● **WHAT THE TASK REQUIRES**: Each line of the data below that carries the word "this" needs to be copied.
______
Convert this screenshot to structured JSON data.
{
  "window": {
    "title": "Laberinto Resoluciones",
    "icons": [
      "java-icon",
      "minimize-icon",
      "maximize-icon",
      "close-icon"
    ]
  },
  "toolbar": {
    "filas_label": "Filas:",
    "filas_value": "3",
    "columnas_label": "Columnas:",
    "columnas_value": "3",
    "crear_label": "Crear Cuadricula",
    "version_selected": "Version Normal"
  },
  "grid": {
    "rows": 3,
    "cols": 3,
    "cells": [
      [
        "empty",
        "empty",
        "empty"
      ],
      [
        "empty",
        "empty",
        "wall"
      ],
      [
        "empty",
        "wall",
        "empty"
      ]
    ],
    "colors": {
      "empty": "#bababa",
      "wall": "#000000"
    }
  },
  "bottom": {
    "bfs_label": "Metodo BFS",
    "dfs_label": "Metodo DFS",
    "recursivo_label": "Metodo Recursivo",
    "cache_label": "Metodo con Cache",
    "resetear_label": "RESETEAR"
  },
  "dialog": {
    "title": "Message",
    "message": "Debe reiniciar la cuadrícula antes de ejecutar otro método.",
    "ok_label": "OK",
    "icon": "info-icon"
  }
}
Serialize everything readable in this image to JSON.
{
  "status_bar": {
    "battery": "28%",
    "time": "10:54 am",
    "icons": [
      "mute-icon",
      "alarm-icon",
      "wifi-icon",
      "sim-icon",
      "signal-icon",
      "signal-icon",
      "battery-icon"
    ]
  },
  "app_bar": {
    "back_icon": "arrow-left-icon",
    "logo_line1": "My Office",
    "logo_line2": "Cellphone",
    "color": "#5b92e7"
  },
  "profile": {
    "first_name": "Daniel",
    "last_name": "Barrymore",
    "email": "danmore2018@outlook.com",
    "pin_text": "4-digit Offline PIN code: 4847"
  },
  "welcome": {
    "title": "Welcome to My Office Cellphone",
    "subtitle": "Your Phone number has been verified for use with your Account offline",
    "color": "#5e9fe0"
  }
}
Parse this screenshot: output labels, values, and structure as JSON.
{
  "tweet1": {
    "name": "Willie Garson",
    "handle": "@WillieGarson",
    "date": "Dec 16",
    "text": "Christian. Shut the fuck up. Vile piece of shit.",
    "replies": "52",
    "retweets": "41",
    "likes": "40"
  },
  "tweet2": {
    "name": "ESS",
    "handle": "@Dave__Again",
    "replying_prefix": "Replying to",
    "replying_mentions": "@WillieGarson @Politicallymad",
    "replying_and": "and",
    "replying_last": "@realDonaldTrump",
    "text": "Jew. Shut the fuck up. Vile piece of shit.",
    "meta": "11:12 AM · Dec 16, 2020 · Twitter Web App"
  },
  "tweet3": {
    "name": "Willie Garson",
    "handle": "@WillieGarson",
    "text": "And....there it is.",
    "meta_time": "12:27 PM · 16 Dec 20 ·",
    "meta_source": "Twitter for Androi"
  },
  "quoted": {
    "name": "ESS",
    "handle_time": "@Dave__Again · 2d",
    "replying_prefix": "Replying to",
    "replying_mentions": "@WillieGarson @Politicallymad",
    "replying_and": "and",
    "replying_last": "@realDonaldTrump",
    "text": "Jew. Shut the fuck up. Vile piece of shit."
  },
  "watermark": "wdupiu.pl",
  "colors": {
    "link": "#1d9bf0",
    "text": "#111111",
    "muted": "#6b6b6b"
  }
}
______
● **SOLUTION TO THE EXERCISE**:
Convert this screenshot to structured JSON data.
Serialize everything readable in this image to JSON.
Parse this screenshot: output labels, values, and structure as JSON.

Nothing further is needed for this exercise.